> [Requirement]: How many lines in the data below include the word "icon"? Respond with the number, nothing more.

> [Exercise input]:
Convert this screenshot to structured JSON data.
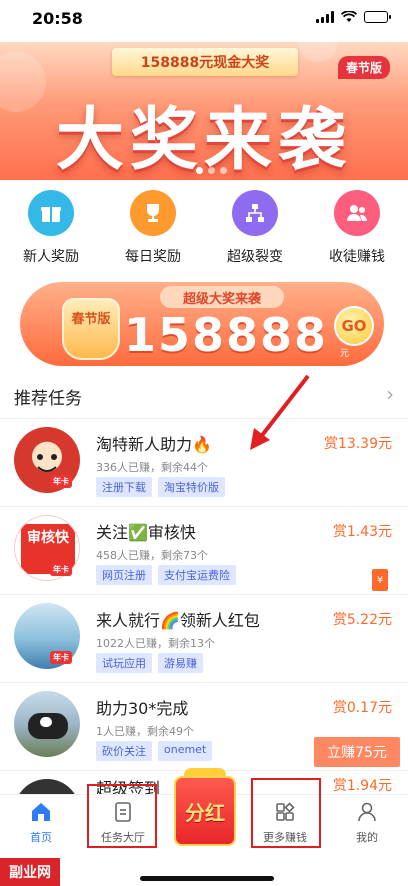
{
  "status_bar": {
    "time": "20:58"
  },
  "banner": {
    "ribbon": "158888元现金大奖",
    "tag": "春节版",
    "title": "大奖来袭"
  },
  "quick_actions": [
    {
      "label": "新人奖励",
      "icon": "gift-icon",
      "color": "#33b8e8"
    },
    {
      "label": "每日奖励",
      "icon": "trophy-icon",
      "color": "#ff9a2e"
    },
    {
      "label": "超级裂变",
      "icon": "network-icon",
      "color": "#8f6bf0"
    },
    {
      "label": "收徒赚钱",
      "icon": "users-icon",
      "color": "#ff5d7d"
    }
  ],
  "promo": {
    "header": "超级大奖来袭",
    "jar_text": "春节版",
    "amount": "158888",
    "unit": "元",
    "go": "GO"
  },
  "section": {
    "title": "推荐任务",
    "more": "›"
  },
  "tasks": [
    {
      "title": "淘特新人助力🔥",
      "meta": "336人已赚，剩余44个",
      "tags": [
        "注册下载",
        "淘宝特价版"
      ],
      "reward": "赏13.39元"
    },
    {
      "title": "关注✅审核快",
      "meta": "458人已赚，剩余73个",
      "tags": [
        "网页注册",
        "支付宝运费险"
      ],
      "reward": "赏1.43元",
      "avatar_text": "审核快"
    },
    {
      "title": "来人就行🌈领新人红包",
      "meta": "1022人已赚，剩余13个",
      "tags": [
        "试玩应用",
        "游易赚"
      ],
      "reward": "赏5.22元"
    },
    {
      "title": "助力30*完成",
      "meta": "1人已赚，剩余49个",
      "tags": [
        "砍价关注",
        "onemet"
      ],
      "reward": "赏0.17元",
      "button": "立赚75元"
    }
  ],
  "partial_task": {
    "title": "超级签到",
    "reward": "赏1.94元"
  },
  "tabbar": {
    "items": [
      {
        "label": "首页",
        "icon": "home-icon"
      },
      {
        "label": "任务大厅",
        "icon": "task-list-icon"
      },
      {
        "label": "分红",
        "icon": "red-envelope-icon"
      },
      {
        "label": "更多赚钱",
        "icon": "apps-icon"
      },
      {
        "label": "我的",
        "icon": "user-icon"
      }
    ]
  },
  "watermark": "副业网",
  "colors": {
    "accent": "#ff6a2b",
    "tab_active": "#2f7bf5",
    "tag_bg": "#dfe6ff",
    "highlight": "#e02020"
  }
}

> [Result below]: 9